The Nova Hydroculture Project (NHP) is a collaboration between the Nova Southeastern University (NSU) American Society for Biochemistry & Molecular Biology (ASBMB) and Sigma Xi chapters as well as Science Alive and the Nova Public Schools (K-12) in Broward County, FL. Science Alive is a 501(c)(3) non-profit organization (faculty-sponsored and student-run program) providing opportunities for teams of learners from all academic levels to explore STEAM (science, technology, engineering, arts, and mathematics) beyond textbooks through hands-on, interactive discovery. By providing service learning opportunities for college students to lead in the local school community, we fill a need for the development of fun and educational science-related activities in schools with traditionally underserved populations. For the NHP we are collaborating with schools that have the Title 1 designation meaning that at least 40% of the student population comes from low-income families. Many of our college volunteers are the first in their families to attend college, as would be the case for many of the K-12 students that we serve. Therefore, we are in an ideal environment to positively impact students that are “just like us”. The NHP involves building hydroculture gardens with food plants (such as tomatoes, peppers, and berries). Showing NHP participants how to grow vegetables and fruits in a small space with reduced amounts of water can teach alternate methods to grow fresh produce, especially in communities where traditional agricultural practices may not be possible. These techniques are also being used on the International Space Station (ISS) in their Vegetable Production System (Veggie). The first peppers from the ISS Veggie were harvested and consumed on the ISS in early November 2021, which was exciting for our teams to discuss. The NHP also provides experiential learning opportunities for young students to apply science and engineering concepts to garden-building while working in teams with their mentors. The NHP teams document the growth and water quality of the gardens, take photos, and make science journal entries throughout the Project. Not only are hydroculture gardens fantastic opportunities to learn about science, math, technology, art, and engineering, but they are also living, breathing entities that require ongoing care and commitment, thus fostering a collaborative and interactive experience for everyone involved. The NHP brings together diverse teams of K-12 students, parents, teachers, NSU students, and faculty as we work together and learn from each other in our diverse community.

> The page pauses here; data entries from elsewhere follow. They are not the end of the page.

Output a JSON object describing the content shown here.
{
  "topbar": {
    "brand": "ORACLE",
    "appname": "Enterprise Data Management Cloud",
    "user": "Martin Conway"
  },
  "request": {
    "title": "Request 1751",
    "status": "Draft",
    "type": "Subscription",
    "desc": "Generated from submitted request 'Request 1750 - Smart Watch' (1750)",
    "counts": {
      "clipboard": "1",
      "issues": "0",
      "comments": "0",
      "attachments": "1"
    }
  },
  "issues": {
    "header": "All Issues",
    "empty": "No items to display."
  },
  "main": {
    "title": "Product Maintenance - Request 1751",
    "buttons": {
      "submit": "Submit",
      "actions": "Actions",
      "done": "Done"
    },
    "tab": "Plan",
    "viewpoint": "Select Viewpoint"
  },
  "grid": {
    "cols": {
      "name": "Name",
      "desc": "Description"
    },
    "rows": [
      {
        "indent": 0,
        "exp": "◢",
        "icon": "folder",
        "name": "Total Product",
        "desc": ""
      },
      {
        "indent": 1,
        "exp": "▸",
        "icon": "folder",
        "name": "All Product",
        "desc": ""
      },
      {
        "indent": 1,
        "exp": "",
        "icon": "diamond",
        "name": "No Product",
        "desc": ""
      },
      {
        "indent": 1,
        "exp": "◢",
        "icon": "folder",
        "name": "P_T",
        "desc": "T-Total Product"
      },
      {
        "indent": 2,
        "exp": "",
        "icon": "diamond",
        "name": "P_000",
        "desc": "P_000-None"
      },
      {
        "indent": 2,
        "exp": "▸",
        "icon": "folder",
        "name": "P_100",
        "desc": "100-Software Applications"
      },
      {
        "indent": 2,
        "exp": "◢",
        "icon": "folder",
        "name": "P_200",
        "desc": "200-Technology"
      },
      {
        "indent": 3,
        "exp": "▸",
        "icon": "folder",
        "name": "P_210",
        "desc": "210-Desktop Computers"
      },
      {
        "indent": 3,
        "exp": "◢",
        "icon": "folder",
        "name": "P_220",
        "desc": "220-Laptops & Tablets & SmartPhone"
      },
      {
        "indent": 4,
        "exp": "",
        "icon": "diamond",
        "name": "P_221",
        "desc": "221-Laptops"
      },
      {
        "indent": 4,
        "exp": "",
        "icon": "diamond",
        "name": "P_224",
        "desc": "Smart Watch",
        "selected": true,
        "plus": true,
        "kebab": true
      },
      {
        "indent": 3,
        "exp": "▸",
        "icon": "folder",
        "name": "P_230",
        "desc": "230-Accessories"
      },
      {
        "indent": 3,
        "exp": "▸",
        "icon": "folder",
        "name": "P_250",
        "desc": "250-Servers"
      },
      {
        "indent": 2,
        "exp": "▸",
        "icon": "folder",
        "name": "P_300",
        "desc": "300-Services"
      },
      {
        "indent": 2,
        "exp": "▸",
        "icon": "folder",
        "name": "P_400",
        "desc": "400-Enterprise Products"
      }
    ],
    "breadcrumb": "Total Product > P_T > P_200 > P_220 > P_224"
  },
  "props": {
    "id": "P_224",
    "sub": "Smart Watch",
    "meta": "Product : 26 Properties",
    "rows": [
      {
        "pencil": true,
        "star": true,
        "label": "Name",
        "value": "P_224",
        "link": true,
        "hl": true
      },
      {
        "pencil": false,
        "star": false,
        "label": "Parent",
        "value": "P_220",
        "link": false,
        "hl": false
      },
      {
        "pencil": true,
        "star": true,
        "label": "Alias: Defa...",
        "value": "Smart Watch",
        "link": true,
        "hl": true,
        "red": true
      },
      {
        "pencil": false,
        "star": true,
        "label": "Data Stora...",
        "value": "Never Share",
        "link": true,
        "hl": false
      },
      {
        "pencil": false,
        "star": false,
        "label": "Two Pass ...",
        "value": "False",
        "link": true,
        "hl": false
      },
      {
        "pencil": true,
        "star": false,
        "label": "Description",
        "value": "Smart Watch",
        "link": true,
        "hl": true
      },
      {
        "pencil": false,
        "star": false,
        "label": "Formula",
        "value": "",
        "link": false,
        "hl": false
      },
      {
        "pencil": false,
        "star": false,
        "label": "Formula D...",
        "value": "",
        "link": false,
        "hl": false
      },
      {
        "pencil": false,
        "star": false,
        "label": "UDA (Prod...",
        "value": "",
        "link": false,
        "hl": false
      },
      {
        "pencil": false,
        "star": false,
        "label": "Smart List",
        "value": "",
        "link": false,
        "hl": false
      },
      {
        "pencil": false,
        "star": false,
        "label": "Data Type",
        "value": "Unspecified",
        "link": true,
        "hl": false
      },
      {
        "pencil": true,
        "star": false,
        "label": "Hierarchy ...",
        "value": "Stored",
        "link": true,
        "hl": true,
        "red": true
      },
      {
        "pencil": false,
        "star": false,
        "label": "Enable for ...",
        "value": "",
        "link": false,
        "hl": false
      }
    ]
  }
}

This is the full abstract presented at the Experimental Biology meeting and is only available in HTML format. There are no additional versions or additional content available for this abstract.

Additional Comments

The Project was supported by the Sigma Xi (National Scientific Research Honor Society) Science, Math and Engineering Education (SMEE) Chapter Grant.



This document is currently not available here.

Peer Reviewed